Around the world in three units
There are children from 21 different countries at Fantoft Gård kindergarten. This probably explains why the personnel have become experts on international children.
The noise level from about sixty children is constant, irrespective of which country they come from. Fantoft Gård kindergarten is holding its international party, and while the parents find the food that they have brought with them, the children play billiards and table football in the hall at Club Fantoft.
Fantoft Gård kindergarten is run by the Student Welfare Organization in Bergen (SiB) and is situated near the student housing accommodation at Fantoft. These characteristic high grey blocks form the biggest student housing complex in Bergen, and most of the foreign students choose to live here. This has meant that the kindergarten has become expert at providing a genuine international milieu for the children to grow up in: A third of the children come from countries outside Scandinavia.
English speaking parents
- We are proud of the fact that we have many children with different cultural backgrounds, and we have focused on this throughout the kindergarten year, says Dir. Kari Aaraas, just before the party is due to begin.
The children accept the fact that they are not all as good at speaking Norwegian, but language problems are challenging for the kindergarten employees. So it helps that the parents are students and can speak English.
- The Norwegian language is a challenge, especially for the older children. Some of them take the plunge using the words that they know, while others want to be able to speak better before they try, says Aaraas.
Music, fairytales and travel
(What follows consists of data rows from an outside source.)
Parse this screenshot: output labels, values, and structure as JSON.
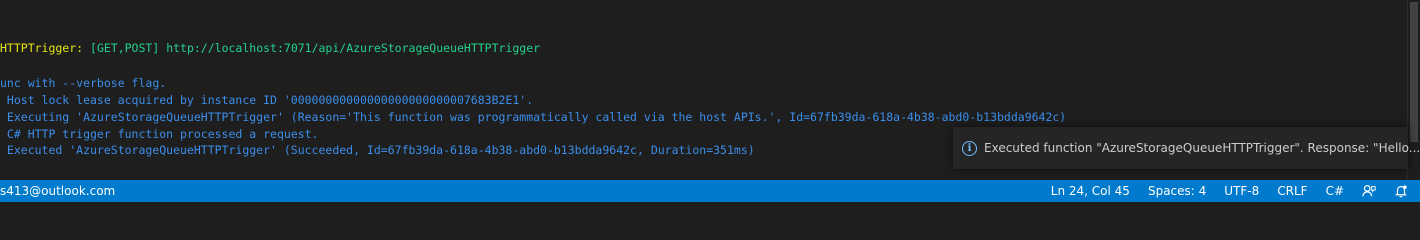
{
  "terminal": {
    "lines": [
      {
        "prefix": "HTTPTrigger: ",
        "methods": "[GET,POST]",
        "url": " http://localhost:7071/api/AzureStorageQueueHTTPTrigger"
      },
      {
        "text": "unc with --verbose flag."
      },
      {
        "text": " Host lock lease acquired by instance ID '00000000000000000000000007683B2E1'."
      },
      {
        "text": " Executing 'AzureStorageQueueHTTPTrigger' (Reason='This function was programmatically called via the host APIs.', Id=67fb39da-618a-4b38-abd0-b13bdda9642c)"
      },
      {
        "text": " C# HTTP trigger function processed a request."
      },
      {
        "text": " Executed 'AzureStorageQueueHTTPTrigger' (Succeeded, Id=67fb39da-618a-4b38-abd0-b13bdda9642c, Duration=351ms)"
      }
    ]
  },
  "notification": {
    "icon": "info-icon",
    "message": "Executed function \"AzureStorageQueueHTTPTrigger\". Response: \"Hello..."
  },
  "statusbar": {
    "account": "s413@outlook.com",
    "position": "Ln 24, Col 45",
    "spaces": "Spaces: 4",
    "encoding": "UTF-8",
    "eol": "CRLF",
    "language": "C#",
    "icons": [
      "feedback-icon",
      "notifications-bell-icon"
    ]
  },
  "colors": {
    "background": "#1e1e1e",
    "statusbar": "#007acc",
    "log_blue": "#3b8eea",
    "trigger_yellow": "#e5e510",
    "url_green": "#23d18b"
  }
}
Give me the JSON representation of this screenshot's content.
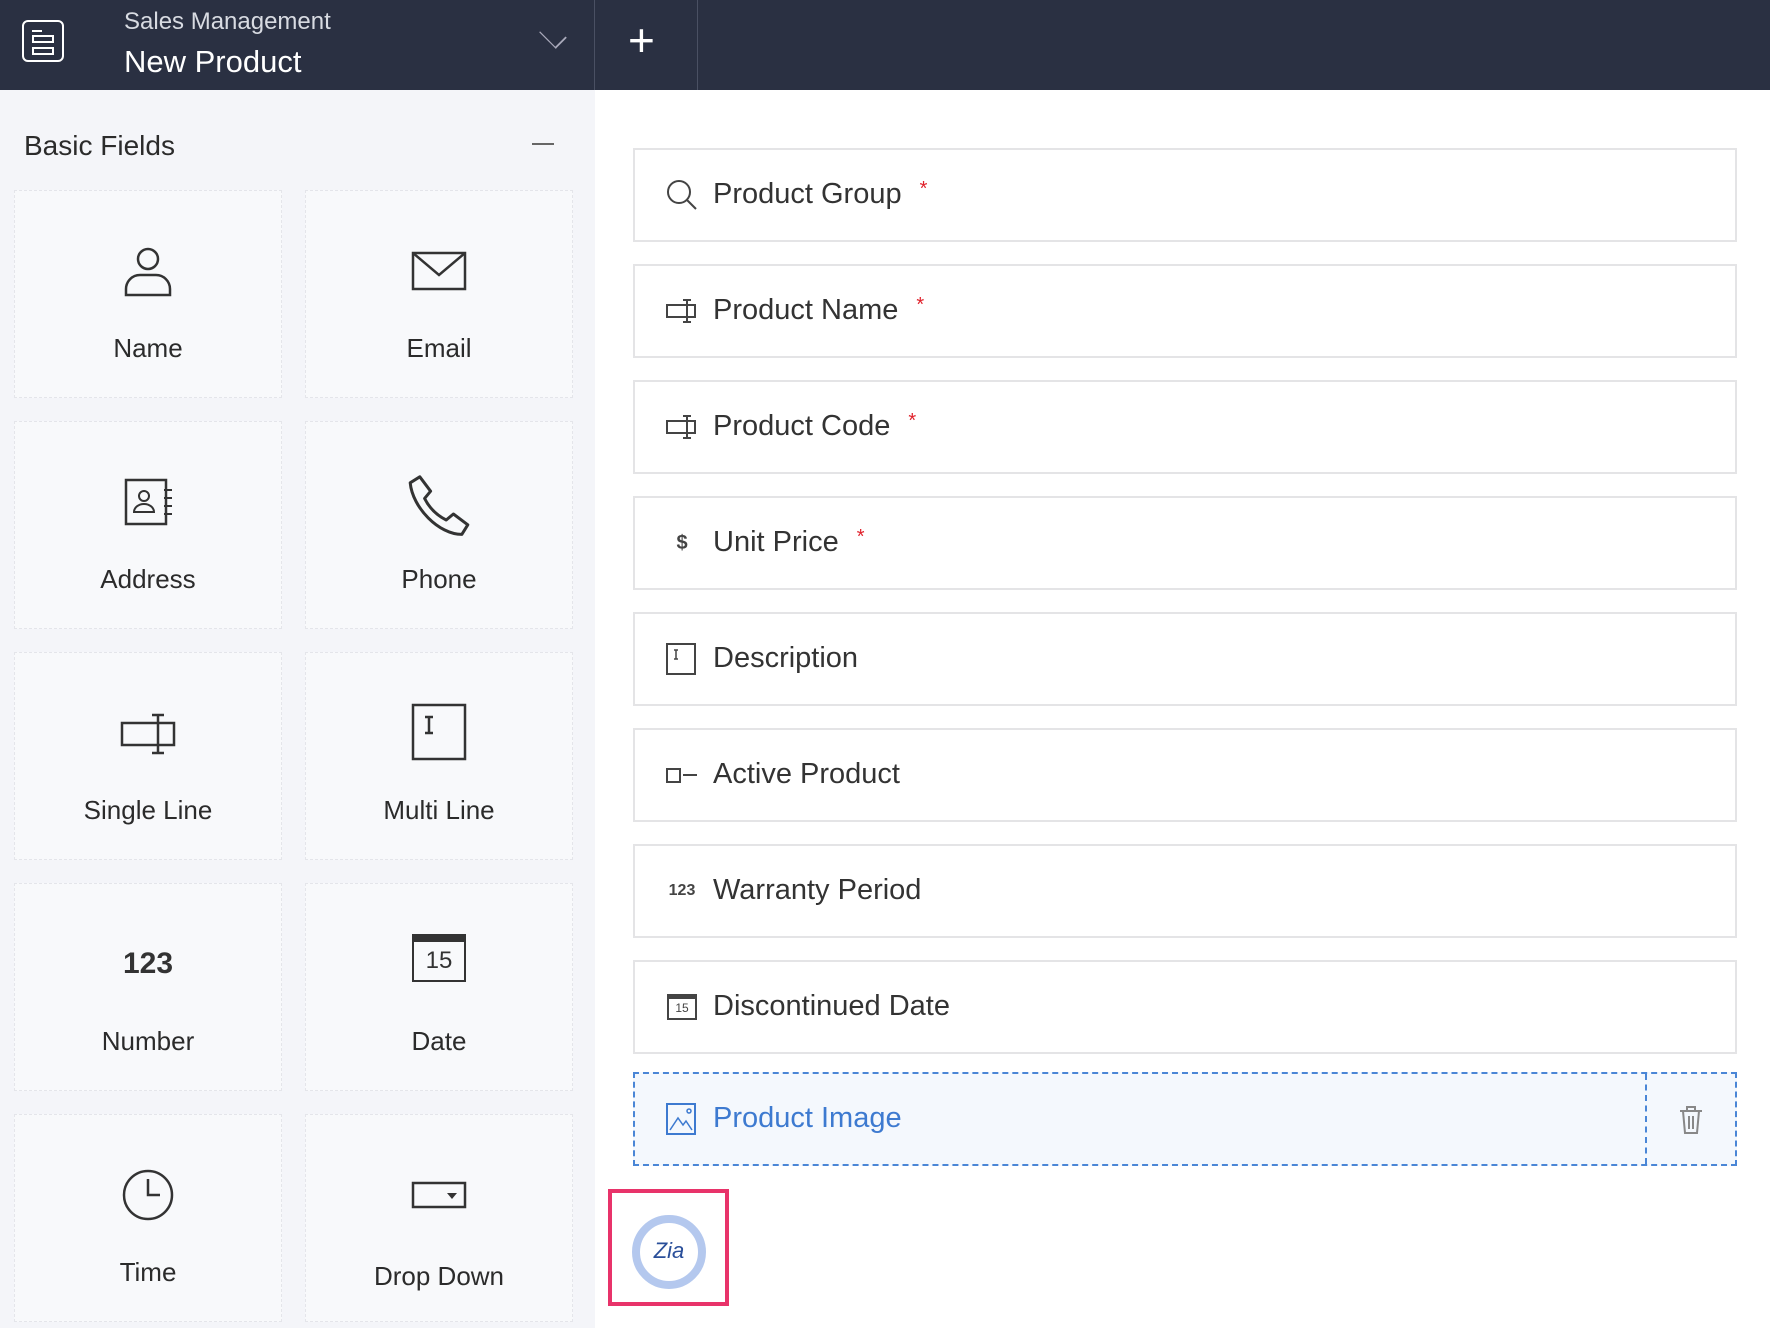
{
  "header": {
    "app_name": "Sales Management",
    "form_title": "New Product"
  },
  "sidebar": {
    "section_title": "Basic Fields",
    "tiles": [
      {
        "label": "Name",
        "icon": "person-icon"
      },
      {
        "label": "Email",
        "icon": "envelope-icon"
      },
      {
        "label": "Address",
        "icon": "address-card-icon"
      },
      {
        "label": "Phone",
        "icon": "phone-icon"
      },
      {
        "label": "Single Line",
        "icon": "single-line-icon"
      },
      {
        "label": "Multi Line",
        "icon": "multi-line-icon"
      },
      {
        "label": "Number",
        "icon": "number-icon",
        "glyph": "123"
      },
      {
        "label": "Date",
        "icon": "calendar-icon",
        "glyph": "15"
      },
      {
        "label": "Time",
        "icon": "clock-icon"
      },
      {
        "label": "Drop Down",
        "icon": "dropdown-icon"
      }
    ]
  },
  "form": {
    "fields": [
      {
        "label": "Product Group",
        "required": "*"
      },
      {
        "label": "Product Name",
        "required": "*"
      },
      {
        "label": "Product Code",
        "required": "*"
      },
      {
        "label": "Unit Price",
        "required": "*",
        "glyph": "$"
      },
      {
        "label": "Description"
      },
      {
        "label": "Active Product"
      },
      {
        "label": "Warranty Period",
        "glyph": "123"
      },
      {
        "label": "Discontinued Date",
        "glyph": "15"
      },
      {
        "label": "Product Image"
      }
    ]
  },
  "zia": {
    "label": "Zia"
  },
  "colors": {
    "header": "#2a3042",
    "accent": "#3d7ad0",
    "required": "#e0212b",
    "highlight": "#e8336a"
  }
}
Both the children and their parents are invited to the international party. The parents have brought food from their own cultures with them and the children and staff have organized the entertainment. The party is a culmination of the kindergartens yearly international week. For three days, the children have been able to “visit” three different countries – one situated in each of the kindergartens three units.
This year, it’s the turn of Pakistan, Bulgaria and Ethiopia. While the parents have helped find suitable music and fairytales, the children have been able to see wheat from Pakistan, smell coffee beans from Ethiopia and go pony-trekking in the Great Rift Valley.
Happy with the kindergarten
- I like the fact that the kindergarten is international. One can exchange information and experience the differences in language and how children dress and sing.
This was said by Mahdija Selman Aulol from Ethiopia, who is taking the Master’s programme in molecular biology at the UiB. She has come to the international party with her daughter Selsabil, who has attended the kindergarten since August. Like many of the other parents, she thinks it’s an advantage that there are so many children with different cultural backgrounds and languages, at the kindergaten.
Mahdija and Selsabil are happy with the kindergarten and the only drawback for Mahdija, is the fact that it isn’t in the same building as the student accommodation.
- Its difficult to push a pram through the snow in the winter, she says with a smile.
- Many students choose to live at Fantoft because of the active social life, says SiB’s Director of Communication, Marita Monsen.
She doesn’t think that it is necessarily a bad thing that the international students have settled here. SiB puts a lot of effort into improving contact between Norwegian and international students – from the Buddy Bergen programme to creating informal meeting places.
Monsen says that Fantoft Gård kindergarten has become a “competent kindergarten”, as far as international children are concerned. Fantoft personnel help the other SiB day-care centres when they admit foreign children.
- They have, for example, produced a pamphlet containing information about the type of clothing the children should bring with them to the kindergarten. In some countries children are not allowed outside when it rains, says Monsen, while the Bergen rain pours down outside.
Getting to know Norway
Director Rune Fitjar, who is responsible for SiB’s kindergartens, confirms that Fantoft Gård has become the SiB kindergarten that has the most expertise in dealing with international kindergarten pupils.
-Several of our teachers have taken further education, and we use them to teach others, he says.
SiB cooperates with Bergen City Council, and funds have been set aside to get children to come to kindergarten. A problem with internationalisation, is that some students only study here for a short period of time. Fitjar, does however believe that the day-care centres can be an important arena, for getting to know Norway.
- It’s important for them to become integrated, he says.
While Kari Aaraas welcomes everyone, and the children and their parents settle down around the dining tables, perhaps this is just what is happening at Fantoft this afternoon.